The presence of the skateboarders changed demographics in the area which was originally plagued by crime, trash and drug paraphernalia. They cleaned up the area by removing graffiti and trash and helped to scare away some of the illegal activities.
Then in 1993, the city’s endorsement of the park brought worldwide fame to the “first official skateboard park ever”. Since that time, skateparks are a strategic part of almost every city’s park plan.
The unique feature of this skatepark that sets it apart from others is that it has the bridge itself as part of the park’s foundation.
Thirteen year old Gabriel Rahe was one of the early skateboarders who burned up hours of energy in the Burnside Skatepark. These days, once again, demographics are changing in the area of the skatepark as development encroaches on what used to be a fairly sequestered area.
“The architects designed the new buildings right up to the shadow of the bridge, so now we need to retrofit lighting and rehabilitate the old structure to work with the new surrounding buildings,” Rahe said. He is owner of Art Heads Custom Picture Framing, 1506 SE 50th Ave.
This Halloween is the Skatepark’s 25th birthday and the Burnside Skatepark Board of Directors want to complete the new additions, install new lights and doorway, and have paint for art and surface care.
A crowdfunding campaign has been started at: gofundme/burnside for the public and enthusiasts who would like to help this project.
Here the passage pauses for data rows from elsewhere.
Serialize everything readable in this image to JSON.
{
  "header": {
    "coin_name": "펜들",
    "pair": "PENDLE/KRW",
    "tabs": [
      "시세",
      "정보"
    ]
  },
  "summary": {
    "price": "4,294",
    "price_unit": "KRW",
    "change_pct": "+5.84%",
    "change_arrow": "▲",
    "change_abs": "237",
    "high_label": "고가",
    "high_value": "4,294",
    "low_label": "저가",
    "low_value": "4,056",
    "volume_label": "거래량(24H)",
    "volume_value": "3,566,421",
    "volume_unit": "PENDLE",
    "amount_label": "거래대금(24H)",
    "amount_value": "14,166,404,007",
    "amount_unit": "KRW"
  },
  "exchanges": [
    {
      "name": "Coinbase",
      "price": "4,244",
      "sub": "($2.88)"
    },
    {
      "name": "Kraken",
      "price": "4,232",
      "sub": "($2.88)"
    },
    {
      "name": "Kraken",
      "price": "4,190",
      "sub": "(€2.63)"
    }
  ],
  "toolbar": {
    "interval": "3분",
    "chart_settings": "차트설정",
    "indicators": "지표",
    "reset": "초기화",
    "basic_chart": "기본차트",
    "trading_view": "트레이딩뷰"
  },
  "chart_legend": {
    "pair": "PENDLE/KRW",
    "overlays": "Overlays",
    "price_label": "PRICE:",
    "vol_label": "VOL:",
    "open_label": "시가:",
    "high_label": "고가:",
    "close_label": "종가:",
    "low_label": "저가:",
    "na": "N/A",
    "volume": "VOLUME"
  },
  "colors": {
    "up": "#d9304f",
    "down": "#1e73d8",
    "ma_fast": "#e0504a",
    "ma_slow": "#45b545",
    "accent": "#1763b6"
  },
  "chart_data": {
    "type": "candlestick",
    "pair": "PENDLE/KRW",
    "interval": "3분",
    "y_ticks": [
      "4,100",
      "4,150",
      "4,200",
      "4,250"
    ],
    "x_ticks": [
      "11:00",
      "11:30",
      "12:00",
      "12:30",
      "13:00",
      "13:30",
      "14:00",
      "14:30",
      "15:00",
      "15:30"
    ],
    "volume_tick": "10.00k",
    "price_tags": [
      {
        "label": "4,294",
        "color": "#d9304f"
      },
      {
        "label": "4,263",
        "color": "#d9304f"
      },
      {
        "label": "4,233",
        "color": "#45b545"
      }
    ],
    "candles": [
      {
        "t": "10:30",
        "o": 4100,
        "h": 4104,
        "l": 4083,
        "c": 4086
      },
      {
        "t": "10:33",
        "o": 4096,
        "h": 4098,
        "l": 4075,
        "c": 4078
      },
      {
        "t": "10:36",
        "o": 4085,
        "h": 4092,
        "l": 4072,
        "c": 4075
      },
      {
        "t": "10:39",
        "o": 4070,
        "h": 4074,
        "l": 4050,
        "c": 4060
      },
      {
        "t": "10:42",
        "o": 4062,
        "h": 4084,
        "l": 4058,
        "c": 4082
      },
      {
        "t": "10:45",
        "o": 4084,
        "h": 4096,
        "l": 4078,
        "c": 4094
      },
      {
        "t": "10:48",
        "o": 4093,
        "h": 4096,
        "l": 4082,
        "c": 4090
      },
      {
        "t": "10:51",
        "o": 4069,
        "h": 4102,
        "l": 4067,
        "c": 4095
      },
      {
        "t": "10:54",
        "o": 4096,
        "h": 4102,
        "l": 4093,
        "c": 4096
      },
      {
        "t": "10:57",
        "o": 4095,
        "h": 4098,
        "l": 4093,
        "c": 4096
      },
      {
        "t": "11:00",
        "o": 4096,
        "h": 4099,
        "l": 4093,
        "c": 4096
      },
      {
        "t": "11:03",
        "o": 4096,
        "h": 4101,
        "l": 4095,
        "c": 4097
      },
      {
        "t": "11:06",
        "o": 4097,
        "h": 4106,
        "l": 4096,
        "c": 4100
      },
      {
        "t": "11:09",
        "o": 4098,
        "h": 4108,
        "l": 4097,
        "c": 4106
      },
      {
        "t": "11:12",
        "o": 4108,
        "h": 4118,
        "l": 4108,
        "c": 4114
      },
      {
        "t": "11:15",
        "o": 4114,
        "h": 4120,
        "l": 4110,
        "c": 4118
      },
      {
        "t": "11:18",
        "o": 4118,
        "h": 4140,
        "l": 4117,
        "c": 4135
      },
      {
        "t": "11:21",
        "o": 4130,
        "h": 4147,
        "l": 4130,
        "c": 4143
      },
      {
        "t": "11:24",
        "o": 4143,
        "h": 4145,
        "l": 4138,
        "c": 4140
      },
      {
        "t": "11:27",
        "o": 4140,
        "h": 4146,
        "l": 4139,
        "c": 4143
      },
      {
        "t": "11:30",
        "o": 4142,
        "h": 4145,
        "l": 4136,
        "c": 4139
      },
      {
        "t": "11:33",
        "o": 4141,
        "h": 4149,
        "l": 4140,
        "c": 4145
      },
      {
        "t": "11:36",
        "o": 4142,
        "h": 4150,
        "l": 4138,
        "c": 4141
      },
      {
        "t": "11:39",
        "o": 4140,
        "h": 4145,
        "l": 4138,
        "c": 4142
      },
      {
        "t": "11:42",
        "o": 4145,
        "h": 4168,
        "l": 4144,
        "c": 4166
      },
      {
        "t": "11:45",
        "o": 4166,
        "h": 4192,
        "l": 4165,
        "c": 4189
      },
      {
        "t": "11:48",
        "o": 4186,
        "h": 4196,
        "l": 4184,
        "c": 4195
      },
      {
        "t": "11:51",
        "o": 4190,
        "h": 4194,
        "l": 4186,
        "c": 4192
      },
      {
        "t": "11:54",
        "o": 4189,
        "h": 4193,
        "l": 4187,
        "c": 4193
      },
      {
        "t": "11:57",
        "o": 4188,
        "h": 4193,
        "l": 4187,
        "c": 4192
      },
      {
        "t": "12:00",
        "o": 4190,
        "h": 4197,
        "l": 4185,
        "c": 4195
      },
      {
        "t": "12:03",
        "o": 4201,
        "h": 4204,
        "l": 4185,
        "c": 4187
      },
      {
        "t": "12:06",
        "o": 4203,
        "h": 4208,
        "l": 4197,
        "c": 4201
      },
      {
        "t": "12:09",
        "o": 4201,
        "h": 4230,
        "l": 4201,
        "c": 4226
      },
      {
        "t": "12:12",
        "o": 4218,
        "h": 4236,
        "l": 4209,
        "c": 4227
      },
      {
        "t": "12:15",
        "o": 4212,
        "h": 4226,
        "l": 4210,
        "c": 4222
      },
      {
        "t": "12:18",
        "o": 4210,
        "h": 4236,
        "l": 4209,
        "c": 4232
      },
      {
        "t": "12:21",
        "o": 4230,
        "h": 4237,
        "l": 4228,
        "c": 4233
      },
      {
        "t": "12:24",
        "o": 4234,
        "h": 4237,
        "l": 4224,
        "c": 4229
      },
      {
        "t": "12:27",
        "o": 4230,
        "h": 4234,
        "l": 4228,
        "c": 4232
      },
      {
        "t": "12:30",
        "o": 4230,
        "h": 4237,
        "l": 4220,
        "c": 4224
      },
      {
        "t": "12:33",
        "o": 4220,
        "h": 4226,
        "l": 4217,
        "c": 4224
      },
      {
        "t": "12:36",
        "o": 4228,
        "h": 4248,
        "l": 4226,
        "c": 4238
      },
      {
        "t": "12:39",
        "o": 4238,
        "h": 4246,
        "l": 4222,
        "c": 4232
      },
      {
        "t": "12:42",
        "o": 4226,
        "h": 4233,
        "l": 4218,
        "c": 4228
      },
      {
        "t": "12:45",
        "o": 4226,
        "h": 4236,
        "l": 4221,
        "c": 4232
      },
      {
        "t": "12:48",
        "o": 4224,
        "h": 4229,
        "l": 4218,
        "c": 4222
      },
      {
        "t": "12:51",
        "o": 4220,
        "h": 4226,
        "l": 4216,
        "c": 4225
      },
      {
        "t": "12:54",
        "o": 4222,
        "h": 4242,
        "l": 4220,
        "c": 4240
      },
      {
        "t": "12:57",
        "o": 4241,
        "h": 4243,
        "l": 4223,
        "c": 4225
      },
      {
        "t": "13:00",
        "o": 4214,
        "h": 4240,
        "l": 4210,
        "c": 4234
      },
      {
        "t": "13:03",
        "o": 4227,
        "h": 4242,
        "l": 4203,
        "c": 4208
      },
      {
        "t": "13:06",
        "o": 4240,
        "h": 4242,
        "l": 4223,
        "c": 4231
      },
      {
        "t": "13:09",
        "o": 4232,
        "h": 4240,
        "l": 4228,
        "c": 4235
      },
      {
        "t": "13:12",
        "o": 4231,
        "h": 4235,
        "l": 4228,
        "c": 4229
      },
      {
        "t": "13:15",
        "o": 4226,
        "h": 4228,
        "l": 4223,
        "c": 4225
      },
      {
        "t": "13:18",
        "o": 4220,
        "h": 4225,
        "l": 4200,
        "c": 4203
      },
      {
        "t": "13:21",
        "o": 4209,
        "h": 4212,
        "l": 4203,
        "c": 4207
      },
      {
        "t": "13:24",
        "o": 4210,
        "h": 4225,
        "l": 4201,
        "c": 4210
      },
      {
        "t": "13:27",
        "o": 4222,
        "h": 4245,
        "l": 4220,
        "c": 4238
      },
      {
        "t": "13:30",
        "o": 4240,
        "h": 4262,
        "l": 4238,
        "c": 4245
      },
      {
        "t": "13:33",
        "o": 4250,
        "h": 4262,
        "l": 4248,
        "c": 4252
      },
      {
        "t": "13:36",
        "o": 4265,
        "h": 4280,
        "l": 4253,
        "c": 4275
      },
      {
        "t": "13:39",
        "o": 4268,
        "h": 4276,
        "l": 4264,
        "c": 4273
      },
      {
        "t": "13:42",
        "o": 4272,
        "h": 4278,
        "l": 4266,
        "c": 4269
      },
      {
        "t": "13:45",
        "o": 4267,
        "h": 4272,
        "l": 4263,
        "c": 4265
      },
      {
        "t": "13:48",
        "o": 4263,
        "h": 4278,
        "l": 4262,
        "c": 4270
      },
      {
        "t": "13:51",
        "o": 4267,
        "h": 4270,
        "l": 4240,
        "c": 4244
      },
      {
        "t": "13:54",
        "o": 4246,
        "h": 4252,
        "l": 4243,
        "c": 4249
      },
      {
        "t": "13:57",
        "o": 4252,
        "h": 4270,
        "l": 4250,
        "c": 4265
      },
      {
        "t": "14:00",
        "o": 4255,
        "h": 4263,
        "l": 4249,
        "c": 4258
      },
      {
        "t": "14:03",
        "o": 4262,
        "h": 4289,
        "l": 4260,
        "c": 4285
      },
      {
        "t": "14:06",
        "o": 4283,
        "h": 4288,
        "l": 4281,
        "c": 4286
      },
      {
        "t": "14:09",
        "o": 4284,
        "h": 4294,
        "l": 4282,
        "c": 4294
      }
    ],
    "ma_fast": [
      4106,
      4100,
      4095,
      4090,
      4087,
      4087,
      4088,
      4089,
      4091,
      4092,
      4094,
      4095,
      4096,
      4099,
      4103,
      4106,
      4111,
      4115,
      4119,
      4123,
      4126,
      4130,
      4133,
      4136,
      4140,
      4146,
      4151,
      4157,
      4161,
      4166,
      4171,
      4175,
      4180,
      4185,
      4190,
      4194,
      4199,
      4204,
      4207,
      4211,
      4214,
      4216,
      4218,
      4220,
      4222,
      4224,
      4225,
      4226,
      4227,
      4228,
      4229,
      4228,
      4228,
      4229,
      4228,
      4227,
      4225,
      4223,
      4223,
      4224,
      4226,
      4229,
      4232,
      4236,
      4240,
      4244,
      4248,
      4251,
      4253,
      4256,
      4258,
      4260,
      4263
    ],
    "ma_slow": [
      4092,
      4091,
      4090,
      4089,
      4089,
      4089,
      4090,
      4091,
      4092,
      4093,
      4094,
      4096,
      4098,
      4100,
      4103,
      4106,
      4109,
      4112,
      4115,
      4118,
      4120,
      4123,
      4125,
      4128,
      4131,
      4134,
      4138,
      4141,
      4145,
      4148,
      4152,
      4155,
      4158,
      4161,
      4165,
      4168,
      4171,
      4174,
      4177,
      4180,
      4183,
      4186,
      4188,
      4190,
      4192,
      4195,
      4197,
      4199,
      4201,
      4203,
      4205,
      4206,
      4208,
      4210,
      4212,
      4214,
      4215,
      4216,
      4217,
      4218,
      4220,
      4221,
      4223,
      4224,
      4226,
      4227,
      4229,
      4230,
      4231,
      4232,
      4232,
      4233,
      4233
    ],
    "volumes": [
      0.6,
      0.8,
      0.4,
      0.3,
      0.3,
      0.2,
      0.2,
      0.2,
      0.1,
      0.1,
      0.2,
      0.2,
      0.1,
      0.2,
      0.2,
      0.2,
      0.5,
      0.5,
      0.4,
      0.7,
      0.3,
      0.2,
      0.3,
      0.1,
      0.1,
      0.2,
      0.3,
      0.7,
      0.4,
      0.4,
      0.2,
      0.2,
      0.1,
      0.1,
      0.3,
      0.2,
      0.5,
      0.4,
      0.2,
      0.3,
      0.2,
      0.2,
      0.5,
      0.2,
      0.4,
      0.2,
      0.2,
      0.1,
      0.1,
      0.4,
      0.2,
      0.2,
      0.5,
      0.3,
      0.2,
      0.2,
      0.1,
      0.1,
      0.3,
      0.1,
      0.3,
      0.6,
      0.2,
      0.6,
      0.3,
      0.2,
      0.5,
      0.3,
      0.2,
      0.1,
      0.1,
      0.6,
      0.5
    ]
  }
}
Rahe has partnered with Michael Beard (artist of the classic “Bridges of Portland” posters) and Beard has donated twelve autographed posters of the Burnside Bridge for the fundraising. The posters are available for $20 ($99 framed) from Art Heads. Proceeds will be donated to the gofundme campaign. NT
From an article in The Oregonian written by Casey Parks about the Burnside Bridge comes this quote:
“Multnomah County leaders in the 1920s believed the Burnside Bridge could be more than a span across the river. They hired an architect – an unusual move then – to create a handsome bridge as part of a national movement to beautify America’s cities.
When it opened in 1926 with ornate railings and turreted Italian Renaissance operator houses, onlookers celebrated the Burnside’s ornamentation as much as its engineering.”